> Exercise prompt
Whenever the word "Give" appears in a line of the data below, copy that line.

> Records provided
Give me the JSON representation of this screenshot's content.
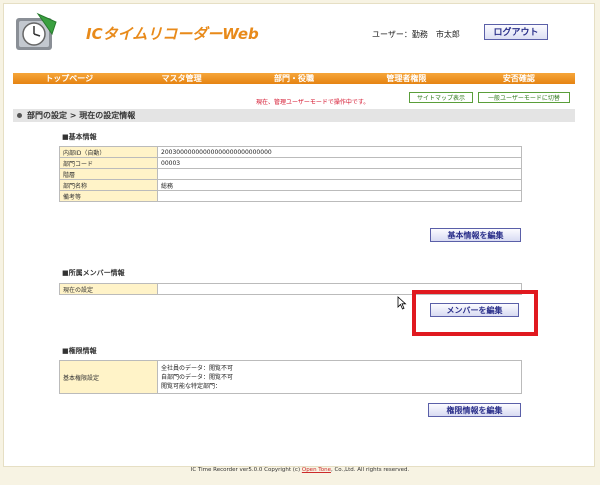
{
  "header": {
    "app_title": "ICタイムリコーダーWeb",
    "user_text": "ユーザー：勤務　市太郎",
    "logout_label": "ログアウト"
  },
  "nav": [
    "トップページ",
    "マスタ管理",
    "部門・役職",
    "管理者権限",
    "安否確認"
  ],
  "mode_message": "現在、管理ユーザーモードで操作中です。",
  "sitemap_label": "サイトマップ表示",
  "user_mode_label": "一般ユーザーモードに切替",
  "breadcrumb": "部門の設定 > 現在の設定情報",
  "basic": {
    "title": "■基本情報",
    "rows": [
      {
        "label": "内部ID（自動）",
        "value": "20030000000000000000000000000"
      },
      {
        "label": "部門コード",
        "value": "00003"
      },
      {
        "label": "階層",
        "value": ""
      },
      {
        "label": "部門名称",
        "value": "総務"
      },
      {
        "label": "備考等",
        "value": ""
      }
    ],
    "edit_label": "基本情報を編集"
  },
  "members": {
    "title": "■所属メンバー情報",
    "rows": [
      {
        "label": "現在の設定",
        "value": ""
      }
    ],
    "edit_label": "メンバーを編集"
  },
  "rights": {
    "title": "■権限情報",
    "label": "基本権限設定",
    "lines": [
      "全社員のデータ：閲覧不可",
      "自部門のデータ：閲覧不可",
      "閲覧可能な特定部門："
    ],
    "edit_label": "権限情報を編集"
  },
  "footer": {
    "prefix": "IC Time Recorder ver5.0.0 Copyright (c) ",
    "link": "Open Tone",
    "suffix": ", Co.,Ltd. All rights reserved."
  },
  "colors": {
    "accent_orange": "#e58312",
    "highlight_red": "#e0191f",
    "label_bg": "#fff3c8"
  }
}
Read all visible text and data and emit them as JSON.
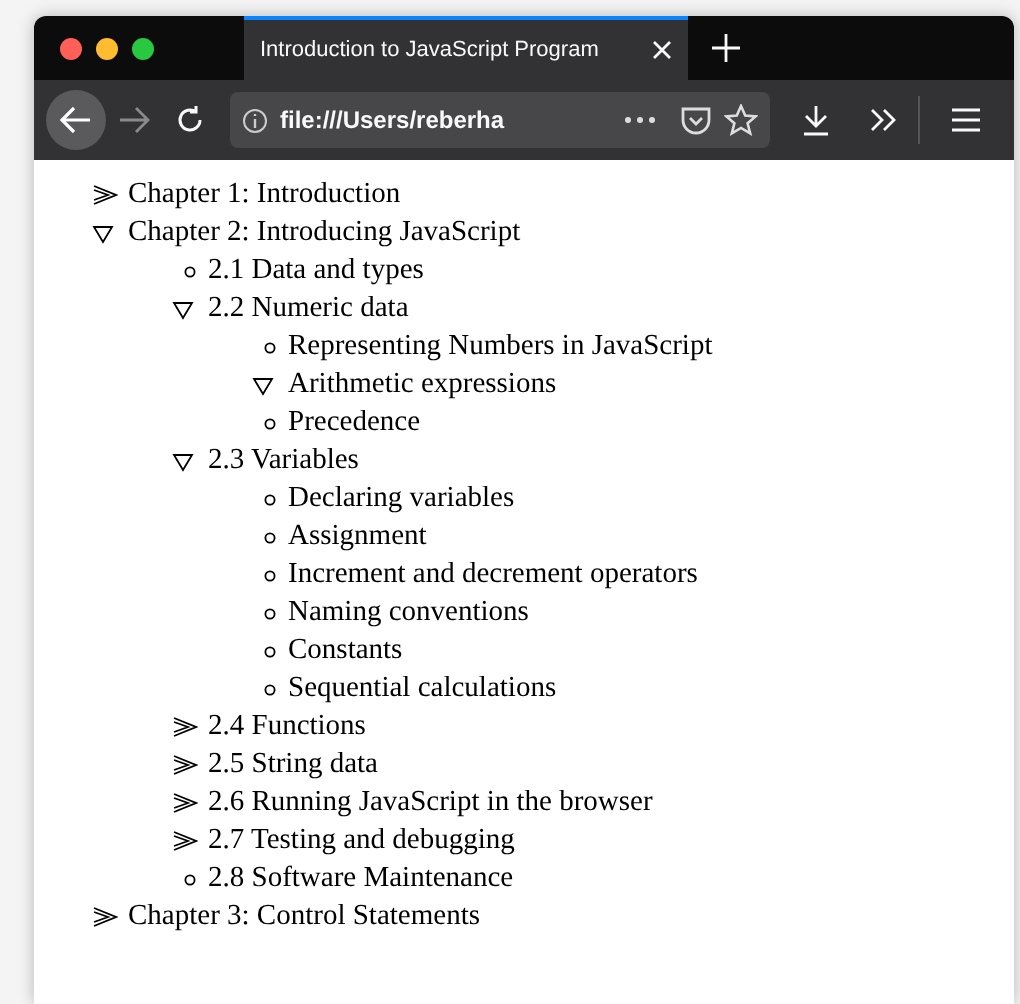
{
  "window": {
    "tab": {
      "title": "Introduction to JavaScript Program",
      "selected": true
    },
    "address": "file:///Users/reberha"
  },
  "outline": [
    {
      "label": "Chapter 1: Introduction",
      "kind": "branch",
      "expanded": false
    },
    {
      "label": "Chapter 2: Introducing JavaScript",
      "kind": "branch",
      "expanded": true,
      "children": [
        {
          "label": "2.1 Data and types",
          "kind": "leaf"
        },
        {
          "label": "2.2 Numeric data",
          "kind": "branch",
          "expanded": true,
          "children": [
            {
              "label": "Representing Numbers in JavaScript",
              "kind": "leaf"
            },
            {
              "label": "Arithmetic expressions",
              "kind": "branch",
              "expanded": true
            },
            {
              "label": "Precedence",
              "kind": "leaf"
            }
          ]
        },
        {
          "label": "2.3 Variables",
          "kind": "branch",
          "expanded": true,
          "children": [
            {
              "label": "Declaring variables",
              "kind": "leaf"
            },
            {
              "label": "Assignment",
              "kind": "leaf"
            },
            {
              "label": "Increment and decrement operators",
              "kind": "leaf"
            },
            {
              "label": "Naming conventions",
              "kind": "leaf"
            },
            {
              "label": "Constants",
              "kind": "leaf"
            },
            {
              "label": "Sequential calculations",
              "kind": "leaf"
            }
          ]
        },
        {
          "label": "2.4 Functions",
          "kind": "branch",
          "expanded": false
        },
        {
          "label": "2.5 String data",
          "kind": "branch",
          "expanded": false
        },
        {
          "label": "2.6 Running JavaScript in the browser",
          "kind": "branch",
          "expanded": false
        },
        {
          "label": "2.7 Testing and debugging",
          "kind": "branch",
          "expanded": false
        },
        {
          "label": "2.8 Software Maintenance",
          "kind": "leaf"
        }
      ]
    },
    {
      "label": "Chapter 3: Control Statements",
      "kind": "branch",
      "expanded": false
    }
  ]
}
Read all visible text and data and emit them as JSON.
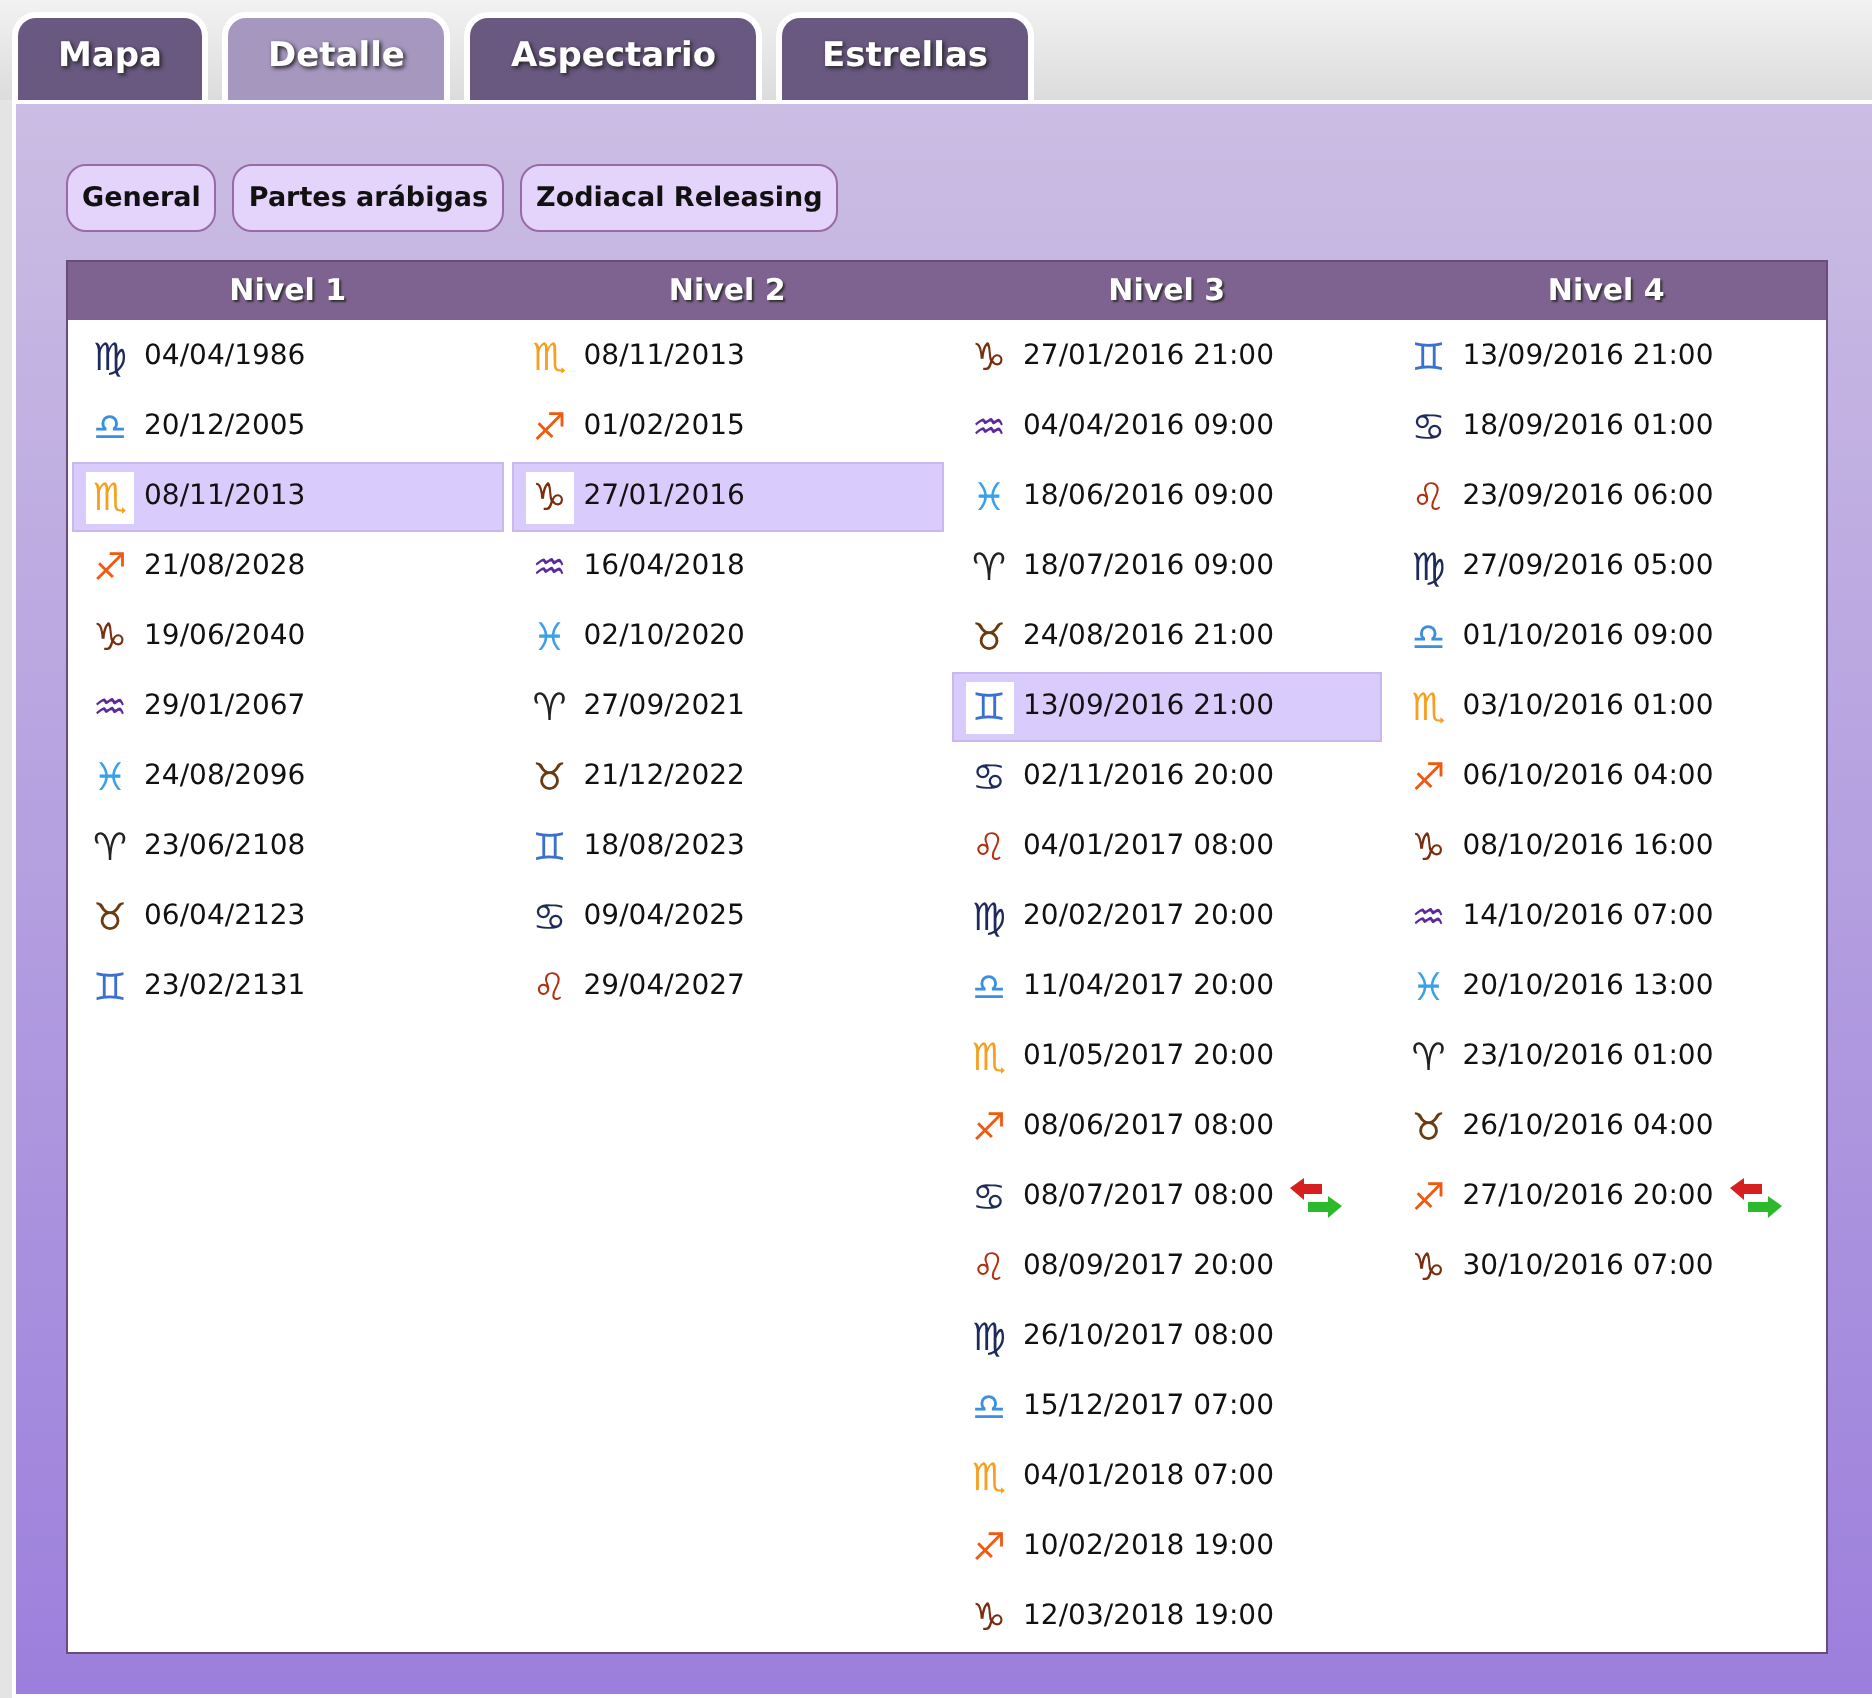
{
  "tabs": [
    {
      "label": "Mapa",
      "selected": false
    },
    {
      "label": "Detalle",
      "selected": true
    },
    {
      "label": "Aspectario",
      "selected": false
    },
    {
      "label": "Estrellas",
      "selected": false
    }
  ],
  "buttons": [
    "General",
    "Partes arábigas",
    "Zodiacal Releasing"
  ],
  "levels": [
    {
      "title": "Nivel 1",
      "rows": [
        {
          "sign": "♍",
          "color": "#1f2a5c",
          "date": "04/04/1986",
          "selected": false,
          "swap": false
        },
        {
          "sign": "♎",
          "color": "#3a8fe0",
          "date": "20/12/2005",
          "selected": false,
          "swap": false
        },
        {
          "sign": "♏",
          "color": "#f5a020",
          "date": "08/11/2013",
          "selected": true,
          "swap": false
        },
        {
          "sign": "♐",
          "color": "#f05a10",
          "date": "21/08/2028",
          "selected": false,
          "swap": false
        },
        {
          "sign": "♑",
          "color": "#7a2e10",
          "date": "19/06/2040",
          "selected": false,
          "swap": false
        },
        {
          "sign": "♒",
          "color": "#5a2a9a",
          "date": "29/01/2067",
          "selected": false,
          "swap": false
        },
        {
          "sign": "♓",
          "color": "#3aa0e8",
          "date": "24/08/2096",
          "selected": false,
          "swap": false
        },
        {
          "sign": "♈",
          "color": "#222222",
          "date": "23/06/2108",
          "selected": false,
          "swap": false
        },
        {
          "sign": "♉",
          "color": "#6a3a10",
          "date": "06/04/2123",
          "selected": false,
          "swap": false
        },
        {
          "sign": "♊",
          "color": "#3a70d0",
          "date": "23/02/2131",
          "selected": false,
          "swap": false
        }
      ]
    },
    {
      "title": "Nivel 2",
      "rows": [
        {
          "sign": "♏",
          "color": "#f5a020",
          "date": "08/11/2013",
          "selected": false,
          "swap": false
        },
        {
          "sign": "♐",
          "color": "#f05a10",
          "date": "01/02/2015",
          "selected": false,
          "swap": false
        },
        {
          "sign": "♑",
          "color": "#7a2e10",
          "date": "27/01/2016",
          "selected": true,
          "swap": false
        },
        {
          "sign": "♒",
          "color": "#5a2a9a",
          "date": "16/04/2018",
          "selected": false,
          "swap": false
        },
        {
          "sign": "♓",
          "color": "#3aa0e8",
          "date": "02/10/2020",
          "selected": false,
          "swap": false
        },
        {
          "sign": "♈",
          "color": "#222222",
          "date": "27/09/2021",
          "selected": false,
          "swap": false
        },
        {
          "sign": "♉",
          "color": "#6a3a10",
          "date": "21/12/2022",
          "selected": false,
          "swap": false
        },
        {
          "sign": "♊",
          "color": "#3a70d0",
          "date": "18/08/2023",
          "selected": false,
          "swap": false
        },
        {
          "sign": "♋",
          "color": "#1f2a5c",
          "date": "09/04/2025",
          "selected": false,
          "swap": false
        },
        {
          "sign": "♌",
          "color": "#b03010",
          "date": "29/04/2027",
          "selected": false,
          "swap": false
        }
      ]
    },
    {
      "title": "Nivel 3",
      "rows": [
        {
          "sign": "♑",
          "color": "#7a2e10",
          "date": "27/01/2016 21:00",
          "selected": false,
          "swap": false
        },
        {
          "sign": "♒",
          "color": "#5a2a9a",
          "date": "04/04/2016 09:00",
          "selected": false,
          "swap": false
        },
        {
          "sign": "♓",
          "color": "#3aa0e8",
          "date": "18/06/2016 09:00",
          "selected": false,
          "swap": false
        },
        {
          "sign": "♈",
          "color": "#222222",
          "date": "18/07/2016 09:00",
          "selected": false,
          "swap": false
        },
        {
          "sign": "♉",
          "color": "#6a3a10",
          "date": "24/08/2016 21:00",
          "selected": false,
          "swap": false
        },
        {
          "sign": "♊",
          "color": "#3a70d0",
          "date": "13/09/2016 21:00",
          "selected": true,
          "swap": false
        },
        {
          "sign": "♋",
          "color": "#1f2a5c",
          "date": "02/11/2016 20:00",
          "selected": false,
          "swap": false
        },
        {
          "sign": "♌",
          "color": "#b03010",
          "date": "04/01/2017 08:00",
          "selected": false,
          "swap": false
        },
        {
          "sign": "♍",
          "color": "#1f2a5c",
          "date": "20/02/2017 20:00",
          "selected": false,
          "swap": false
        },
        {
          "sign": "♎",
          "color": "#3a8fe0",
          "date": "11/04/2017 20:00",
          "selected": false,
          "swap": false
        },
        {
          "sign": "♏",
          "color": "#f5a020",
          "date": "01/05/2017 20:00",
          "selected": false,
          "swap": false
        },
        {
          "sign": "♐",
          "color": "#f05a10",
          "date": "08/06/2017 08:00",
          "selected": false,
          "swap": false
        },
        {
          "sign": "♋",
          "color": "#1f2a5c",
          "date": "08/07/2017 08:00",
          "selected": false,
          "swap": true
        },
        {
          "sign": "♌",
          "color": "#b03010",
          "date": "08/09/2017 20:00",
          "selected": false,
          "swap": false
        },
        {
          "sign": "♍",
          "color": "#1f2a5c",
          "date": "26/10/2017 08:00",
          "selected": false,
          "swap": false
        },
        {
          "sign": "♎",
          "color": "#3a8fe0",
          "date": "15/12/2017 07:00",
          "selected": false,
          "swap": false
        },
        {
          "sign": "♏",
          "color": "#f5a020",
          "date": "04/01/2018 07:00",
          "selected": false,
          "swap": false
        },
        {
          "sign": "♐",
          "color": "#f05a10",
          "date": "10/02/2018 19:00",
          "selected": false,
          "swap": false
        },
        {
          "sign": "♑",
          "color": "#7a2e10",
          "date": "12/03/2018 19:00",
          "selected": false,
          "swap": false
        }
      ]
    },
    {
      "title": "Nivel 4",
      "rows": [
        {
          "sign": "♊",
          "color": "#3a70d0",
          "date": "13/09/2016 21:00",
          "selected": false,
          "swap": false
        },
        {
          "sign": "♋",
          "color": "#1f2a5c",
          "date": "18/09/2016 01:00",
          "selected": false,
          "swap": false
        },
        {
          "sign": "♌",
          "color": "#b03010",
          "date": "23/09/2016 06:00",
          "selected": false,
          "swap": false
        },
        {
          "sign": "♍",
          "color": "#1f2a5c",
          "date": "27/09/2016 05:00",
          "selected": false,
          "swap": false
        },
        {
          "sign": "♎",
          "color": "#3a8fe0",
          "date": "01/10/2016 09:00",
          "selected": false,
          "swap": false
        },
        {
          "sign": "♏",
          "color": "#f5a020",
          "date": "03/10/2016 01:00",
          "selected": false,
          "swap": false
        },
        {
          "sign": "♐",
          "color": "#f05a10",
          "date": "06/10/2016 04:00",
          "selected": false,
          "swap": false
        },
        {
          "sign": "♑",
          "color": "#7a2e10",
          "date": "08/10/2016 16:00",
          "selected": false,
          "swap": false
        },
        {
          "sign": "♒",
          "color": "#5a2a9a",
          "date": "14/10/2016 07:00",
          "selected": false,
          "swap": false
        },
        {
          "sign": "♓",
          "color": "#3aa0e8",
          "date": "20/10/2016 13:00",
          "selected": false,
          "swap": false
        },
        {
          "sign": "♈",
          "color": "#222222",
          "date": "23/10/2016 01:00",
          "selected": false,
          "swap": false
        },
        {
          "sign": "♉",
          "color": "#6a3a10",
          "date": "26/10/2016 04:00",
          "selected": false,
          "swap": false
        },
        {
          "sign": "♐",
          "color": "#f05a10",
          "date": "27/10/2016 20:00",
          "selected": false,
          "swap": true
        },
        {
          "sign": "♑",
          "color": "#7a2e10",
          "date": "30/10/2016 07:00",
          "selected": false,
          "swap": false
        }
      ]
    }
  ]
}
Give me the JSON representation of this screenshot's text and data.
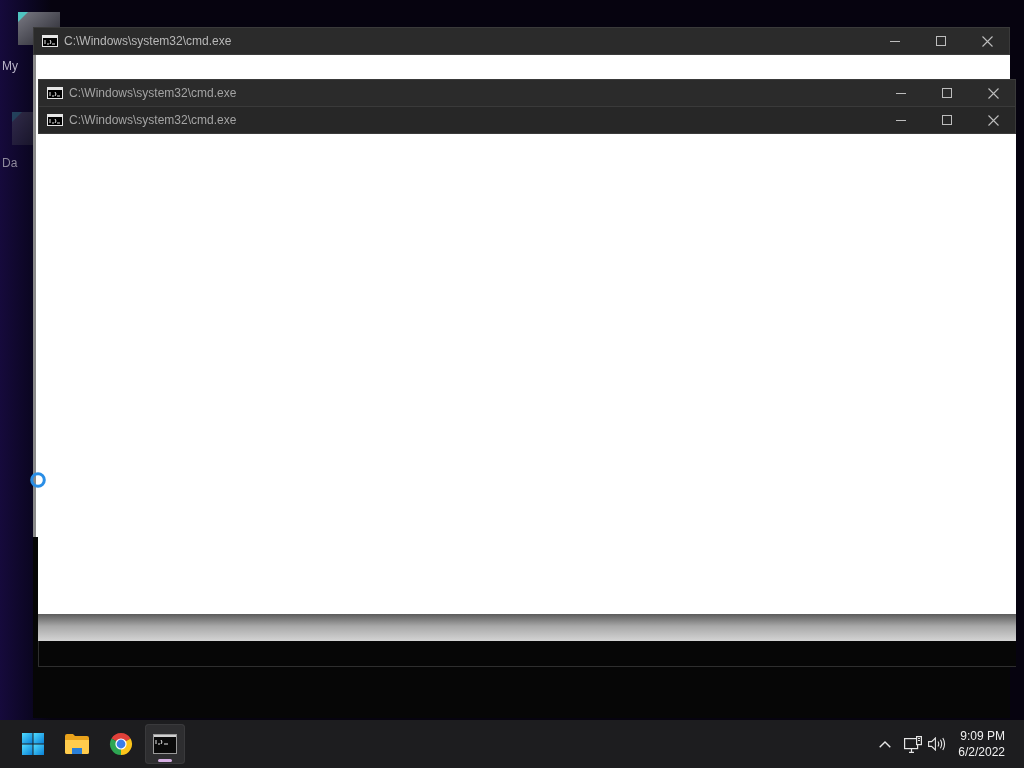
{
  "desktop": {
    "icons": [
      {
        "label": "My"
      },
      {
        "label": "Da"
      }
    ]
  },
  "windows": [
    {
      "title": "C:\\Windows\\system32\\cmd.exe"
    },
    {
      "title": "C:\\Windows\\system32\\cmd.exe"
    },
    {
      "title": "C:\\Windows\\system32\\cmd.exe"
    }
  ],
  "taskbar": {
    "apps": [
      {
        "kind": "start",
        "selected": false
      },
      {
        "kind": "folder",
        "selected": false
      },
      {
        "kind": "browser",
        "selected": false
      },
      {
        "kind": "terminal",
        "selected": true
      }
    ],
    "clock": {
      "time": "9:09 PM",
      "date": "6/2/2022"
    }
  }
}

> Written answer
Give me the JSON representation of this screenshot's content.
Give me the JSON representation of this screenshot's text and data.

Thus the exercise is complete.